* _Exercise_:
Keep the images out while you set down the data exactly.
····················
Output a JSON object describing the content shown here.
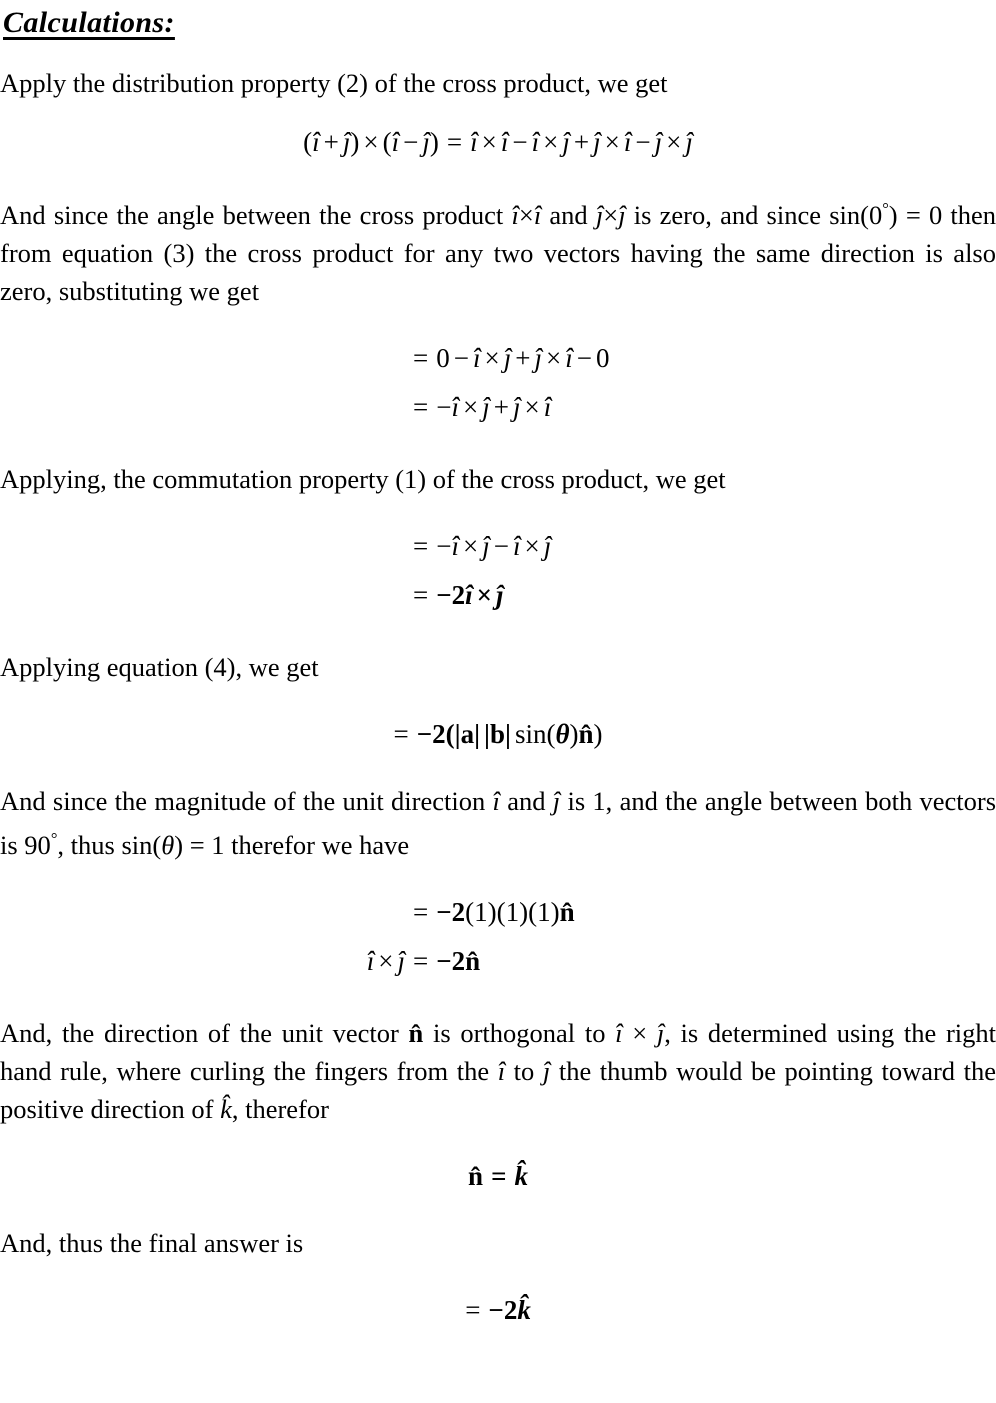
{
  "document": {
    "title": "Calculations:",
    "paragraphs": {
      "p1": "Apply the distribution property (2) of the cross product, we get",
      "p2": "And since the angle between the cross product î×î and ĵ×ĵ is zero, and since sin(0°) = 0 then from equation (3) the cross product for any two vectors having the same direction is also zero, substituting we get",
      "p3": "Applying, the commutation property (1) of the cross product, we get",
      "p4": "Applying equation (4), we get",
      "p5": "And since the magnitude of the unit direction î and ĵ is 1, and the angle between both vectors is 90°, thus sin(θ) = 1 therefor we have",
      "p6": "And, the direction of the unit vector n̂ is orthogonal to î × ĵ, is determined using the right hand rule, where curling the fingers from the î to ĵ the thumb would be pointing toward the positive direction of k̂, therefor",
      "p7": "And, thus the final answer is"
    },
    "paragraph_runs": {
      "p2_a": "And since the angle between the cross product",
      "p2_b": "and",
      "p2_c": "is zero, and since",
      "p2_d": "= 0 then from equation (3) the cross product for any two vectors having the same direction is also zero, substituting we get",
      "p5_a": "And since the magnitude of the unit direction",
      "p5_b": "and",
      "p5_c": "is 1, and the angle between both vectors is 90",
      "p5_d": ", thus",
      "p5_e": "= 1 therefor we have",
      "p6_a": "And, the direction of the unit vector",
      "p6_b": "is orthogonal to",
      "p6_c": ", is determined using the right hand rule, where curling the fingers from the",
      "p6_d": "to",
      "p6_e": "the thumb would be pointing toward the positive direction of",
      "p6_f": ", therefor"
    },
    "equations": {
      "eq1": {
        "id": "distribution-expansion",
        "latex": "(\\hat{\\imath}+\\hat{\\jmath})\\times(\\hat{\\imath}-\\hat{\\jmath}) = \\hat{\\imath}\\times\\hat{\\imath} - \\hat{\\imath}\\times\\hat{\\jmath} + \\hat{\\jmath}\\times\\hat{\\imath} - \\hat{\\jmath}\\times\\hat{\\jmath}",
        "text": "(î + ĵ) × (î − ĵ) = î × î − î × ĵ + ĵ × î − ĵ × ĵ"
      },
      "eq2": {
        "id": "substituted-zero-terms",
        "lines": [
          {
            "lhs": "=",
            "rhs": "0 − î × ĵ + ĵ × î − 0",
            "text": "= 0 − î × ĵ + ĵ × î − 0"
          },
          {
            "lhs": "=",
            "rhs": "−î × ĵ + ĵ × î",
            "text": "= −î × ĵ + ĵ × î"
          }
        ]
      },
      "eq3": {
        "id": "commutation-applied",
        "lines": [
          {
            "lhs": "=",
            "rhs": "−î × ĵ − î × ĵ",
            "text": "= −î × ĵ − î × ĵ"
          },
          {
            "lhs": "=",
            "rhs": "−2î × ĵ",
            "text": "= −2î × ĵ"
          }
        ]
      },
      "eq4": {
        "id": "magnitude-sine-form",
        "text": "= −2(|a| |b| sin(θ)n̂)"
      },
      "eq5": {
        "id": "numeric-substitution",
        "lines": [
          {
            "lhs": "",
            "rhs": "= −2(1)(1)(1)n̂",
            "text": "= −2(1)(1)(1)n̂"
          },
          {
            "lhs": "î × ĵ",
            "rhs": "= −2n̂",
            "text": "î × ĵ = −2n̂"
          }
        ]
      },
      "eq6": {
        "id": "normal-is-k-hat",
        "text": "n̂ = k̂"
      },
      "eq7": {
        "id": "final-answer",
        "text": "= −2k̂"
      }
    },
    "symbols": {
      "i_hat": "î",
      "j_hat": "ĵ",
      "k_hat": "k̂",
      "n_hat": "n̂",
      "theta": "θ",
      "times": "×",
      "minus": "−",
      "plus": "+",
      "equals": "=",
      "degree": "°",
      "zero": "0",
      "one": "1",
      "two": "2",
      "bold_a": "a",
      "bold_b": "b",
      "sin": "sin",
      "bar": "|",
      "lparen": "(",
      "rparen": ")"
    },
    "colors": {
      "text": "#000000",
      "background": "#ffffff"
    }
  }
}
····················
* _Solution to the exercise_:
Output a JSON object describing the content shown here.
{
  "document": {
    "title": "Calculations:",
    "paragraphs": {
      "p1": "Apply the distribution property (2) of the cross product, we get",
      "p2": "And since the angle between the cross product î×î and ĵ×ĵ is zero, and since sin(0°) = 0 then from equation (3) the cross product for any two vectors having the same direction is also zero, substituting we get",
      "p3": "Applying, the commutation property (1) of the cross product, we get",
      "p4": "Applying equation (4), we get",
      "p5": "And since the magnitude of the unit direction î and ĵ is 1, and the angle between both vectors is 90°, thus sin(θ) = 1 therefor we have",
      "p6": "And, the direction of the unit vector n̂ is orthogonal to î × ĵ, is determined using the right hand rule, where curling the fingers from the î to ĵ the thumb would be pointing toward the positive direction of k̂, therefor",
      "p7": "And, thus the final answer is"
    },
    "paragraph_runs": {
      "p2_a": "And since the angle between the cross product",
      "p2_b": "and",
      "p2_c": "is zero, and since",
      "p2_d": "= 0 then from equation (3) the cross product for any two vectors having the same direction is also zero, substituting we get",
      "p5_a": "And since the magnitude of the unit direction",
      "p5_b": "and",
      "p5_c": "is 1, and the angle between both vectors is 90",
      "p5_d": ", thus",
      "p5_e": "= 1 therefor we have",
      "p6_a": "And, the direction of the unit vector",
      "p6_b": "is orthogonal to",
      "p6_c": ", is determined using the right hand rule, where curling the fingers from the",
      "p6_d": "to",
      "p6_e": "the thumb would be pointing toward the positive direction of",
      "p6_f": ", therefor"
    },
    "equations": {
      "eq1": {
        "id": "distribution-expansion",
        "latex": "(\\hat{\\imath}+\\hat{\\jmath})\\times(\\hat{\\imath}-\\hat{\\jmath}) = \\hat{\\imath}\\times\\hat{\\imath} - \\hat{\\imath}\\times\\hat{\\jmath} + \\hat{\\jmath}\\times\\hat{\\imath} - \\hat{\\jmath}\\times\\hat{\\jmath}",
        "text": "(î + ĵ) × (î − ĵ) = î × î − î × ĵ + ĵ × î − ĵ × ĵ"
      },
      "eq2": {
        "id": "substituted-zero-terms",
        "lines": [
          {
            "lhs": "=",
            "rhs": "0 − î × ĵ + ĵ × î − 0",
            "text": "= 0 − î × ĵ + ĵ × î − 0"
          },
          {
            "lhs": "=",
            "rhs": "−î × ĵ + ĵ × î",
            "text": "= −î × ĵ + ĵ × î"
          }
        ]
      },
      "eq3": {
        "id": "commutation-applied",
        "lines": [
          {
            "lhs": "=",
            "rhs": "−î × ĵ − î × ĵ",
            "text": "= −î × ĵ − î × ĵ"
          },
          {
            "lhs": "=",
            "rhs": "−2î × ĵ",
            "text": "= −2î × ĵ"
          }
        ]
      },
      "eq4": {
        "id": "magnitude-sine-form",
        "text": "= −2(|a| |b| sin(θ)n̂)"
      },
      "eq5": {
        "id": "numeric-substitution",
        "lines": [
          {
            "lhs": "",
            "rhs": "= −2(1)(1)(1)n̂",
            "text": "= −2(1)(1)(1)n̂"
          },
          {
            "lhs": "î × ĵ",
            "rhs": "= −2n̂",
            "text": "î × ĵ = −2n̂"
          }
        ]
      },
      "eq6": {
        "id": "normal-is-k-hat",
        "text": "n̂ = k̂"
      },
      "eq7": {
        "id": "final-answer",
        "text": "= −2k̂"
      }
    },
    "symbols": {
      "i_hat": "î",
      "j_hat": "ĵ",
      "k_hat": "k̂",
      "n_hat": "n̂",
      "theta": "θ",
      "times": "×",
      "minus": "−",
      "plus": "+",
      "equals": "=",
      "degree": "°",
      "zero": "0",
      "one": "1",
      "two": "2",
      "bold_a": "a",
      "bold_b": "b",
      "sin": "sin",
      "bar": "|",
      "lparen": "(",
      "rparen": ")"
    },
    "colors": {
      "text": "#000000",
      "background": "#ffffff"
    }
  }
}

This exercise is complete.